We all pay for BART through our California sales tax and bonds, bridge tolls, etc., so when the San Jose Mercury News did some outstanding reporting that included posting an online Public Employee Salary database for BART employees, there was general shock and public outrage at the frequent double and tripling of employee base salaries (which averaged $76,500) through overtime. How could that be? As it turns out, a 470 page "work rule book" negotiated by management and the unions had a number of work rules that enabled this massive paycheck-padding. For example, employees could take several sick days and then earn overtime for the rest of the week. Until it was exposed through the media?only because of the strike-- the public had no idea about the outrageous overtime payouts and the true total compensation cost per employee. It is important to note that BART management was just as egregious in their exploitation of the system. Witness Dorothy Dugger, the former BART GM, who was forced to retire two years ago yet was able to collect $330,000 in 2012 by extending her time on the payroll by running out the clock on her saved vacation vs. taking a lump sum, as any private sector employer would require. She did not break any laws, but she clearly exploited the system to the detriment of the taxpayer.
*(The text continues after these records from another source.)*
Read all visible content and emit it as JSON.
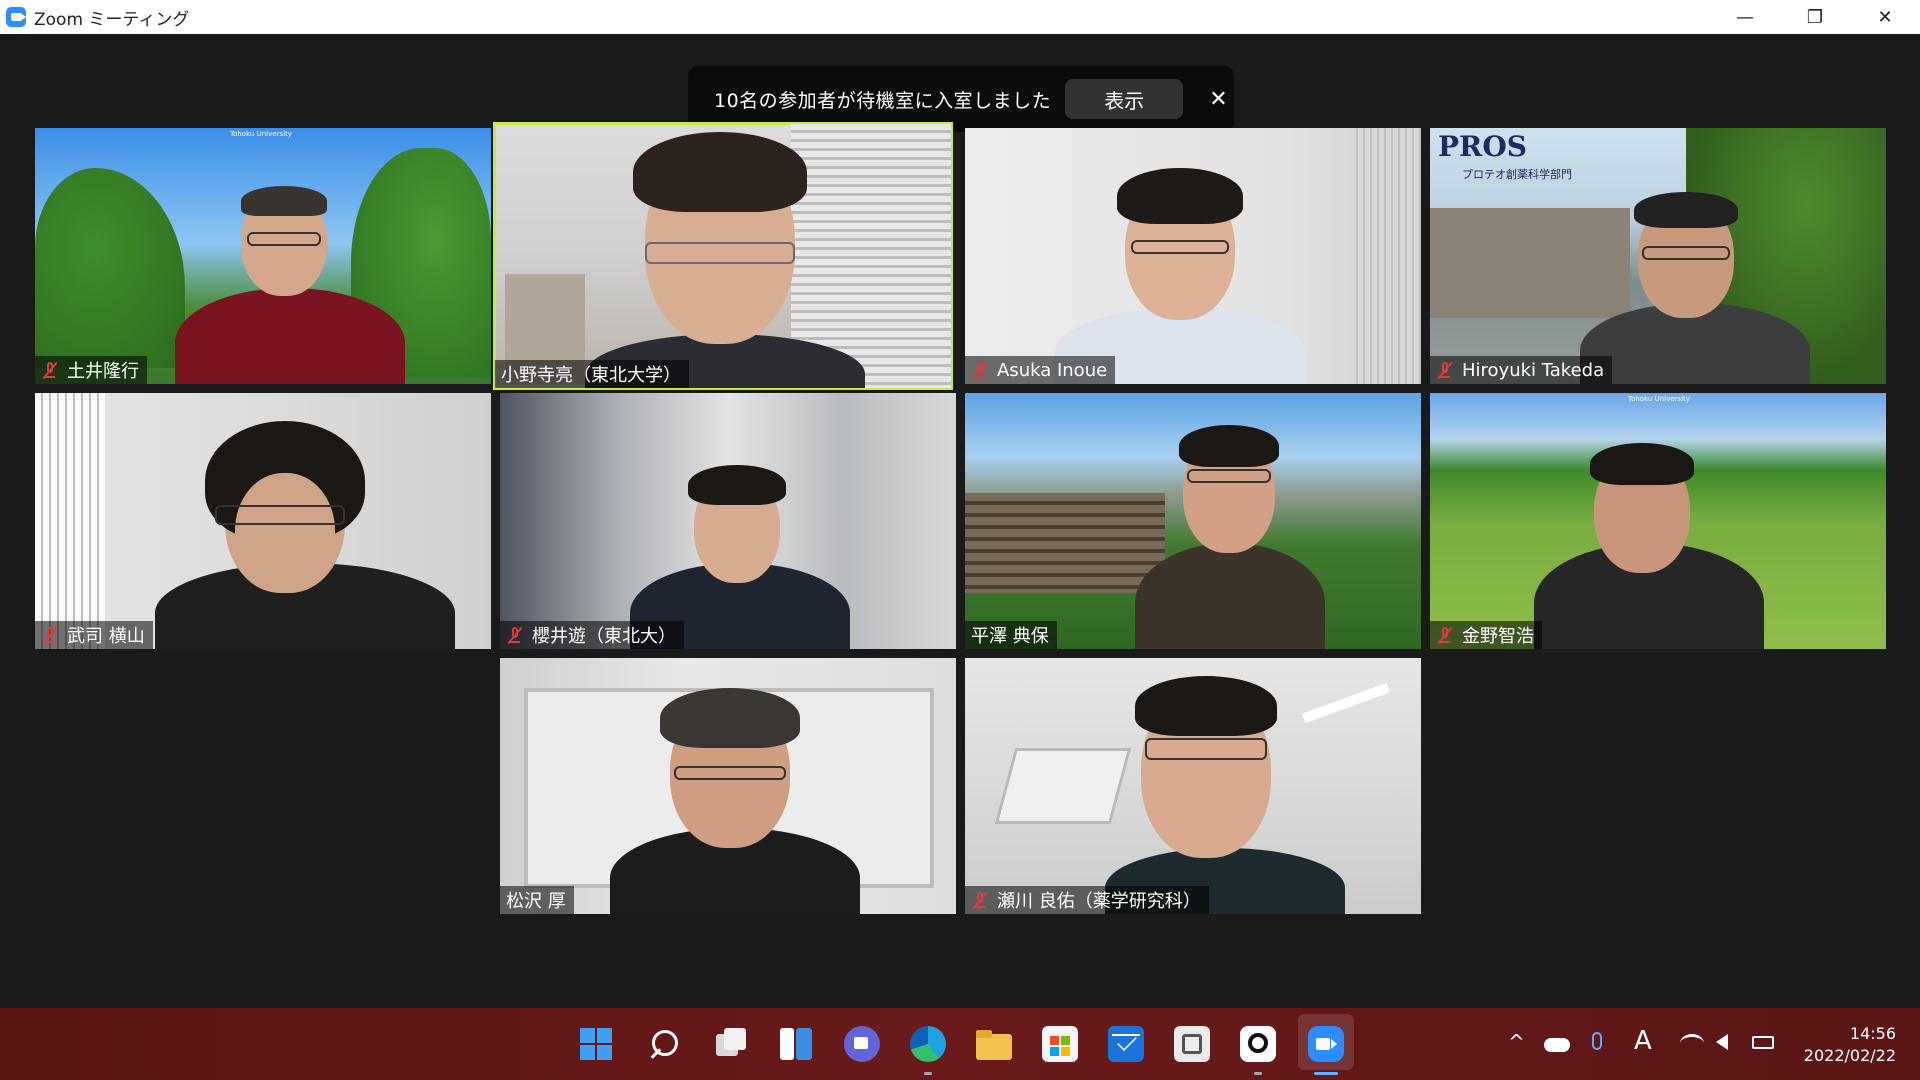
{
  "window": {
    "title": "Zoom ミーティング",
    "controls": {
      "minimize": "—",
      "restore": "❐",
      "close": "✕"
    }
  },
  "banner": {
    "message": "10名の参加者が待機室に入室しました",
    "show_button": "表示",
    "close": "✕"
  },
  "participants": [
    {
      "name": "土井隆行",
      "muted": true
    },
    {
      "name": "小野寺亮（東北大学）",
      "muted": false,
      "active": true
    },
    {
      "name": "Asuka Inoue",
      "muted": true
    },
    {
      "name": "Hiroyuki Takeda",
      "muted": true
    },
    {
      "name": "武司 横山",
      "muted": true
    },
    {
      "name": "櫻井遊（東北大）",
      "muted": true
    },
    {
      "name": "平澤 典保",
      "muted": false
    },
    {
      "name": "金野智浩",
      "muted": true
    },
    {
      "name": "松沢 厚",
      "muted": false
    },
    {
      "name": "瀬川 良佑（薬学研究科）",
      "muted": true
    }
  ],
  "tile_backgrounds": {
    "pros_logo": "PROS",
    "pros_sub": "プロテオ創薬科学部門",
    "tohoku_small": "Tohoku University"
  },
  "taskbar": {
    "apps": [
      "start-icon",
      "search-icon",
      "task-view-icon",
      "widgets-icon",
      "teams-chat-icon",
      "edge-icon",
      "file-explorer-icon",
      "store-icon",
      "mail-icon",
      "photos-icon",
      "app-icon",
      "zoom-icon"
    ],
    "tray": {
      "chevron": "^",
      "ime": "A"
    },
    "time": "14:56",
    "date": "2022/02/22"
  },
  "colors": {
    "active_border": "#c5e84a",
    "mute_red": "#e03a3a",
    "taskbar": "#5a1414"
  }
}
Lets now compare that with how overtime is treated closer to home with the Menlo Park Fire Protection District Board. First, lets consider how the District Board deals with overtime. An obvious first difference: according to the Memorandum of Understanding they operate under (section 2.3.2), Menlo Park firefighters are paid overtime only for the hours actually worked over and above their applicable FLSA (Fair Labor Standards Act). So no sick or vacation time is counted towards accruing it. Seems obvious?. except to previous BART negotiators. More importantly, the District Board regularly reviews overtime figures as a discussion item at their monthly public meetings. They use overtime numbers as a barometer for staffing decisions. Too much overtime spending means they have not staffed enough. None means they are overstaffed. Overtime pay is not used as a free-for-all padding of salaries that goes unchecked until the next contract negotiation. It is used as a key performance indicator of how well management is utilizing resources. Lastly, those results are available for the world to see?. and comment on. Besides being reviewed monthly, in 2008, the Menlo Park Fire Protection District voted to enable the public to have a 15 day comment period on any collectively bargained labor agreement between the District and the union before that agreement could be acted upon. Note to BART: that is transparency. That is respecting the bill payers.
We are fortunate that we have financially responsible and transparent leadership with our local Fire Protection District Board. That is not a happy accident?it has only come about because members of previous boards and concerned citizens championed those ideals. A public (and media) assumption that the responsible thing is always happening is the first step towards abuse of any system. In the end, it takes diligence on the part of we, the taxpayers, to pay attention and make sure that public services are being run responsibly. We have two examples here that show a stark contrast as a result of our involvement and our neglect. For one, it is wisdom. For the other, it is foolishness.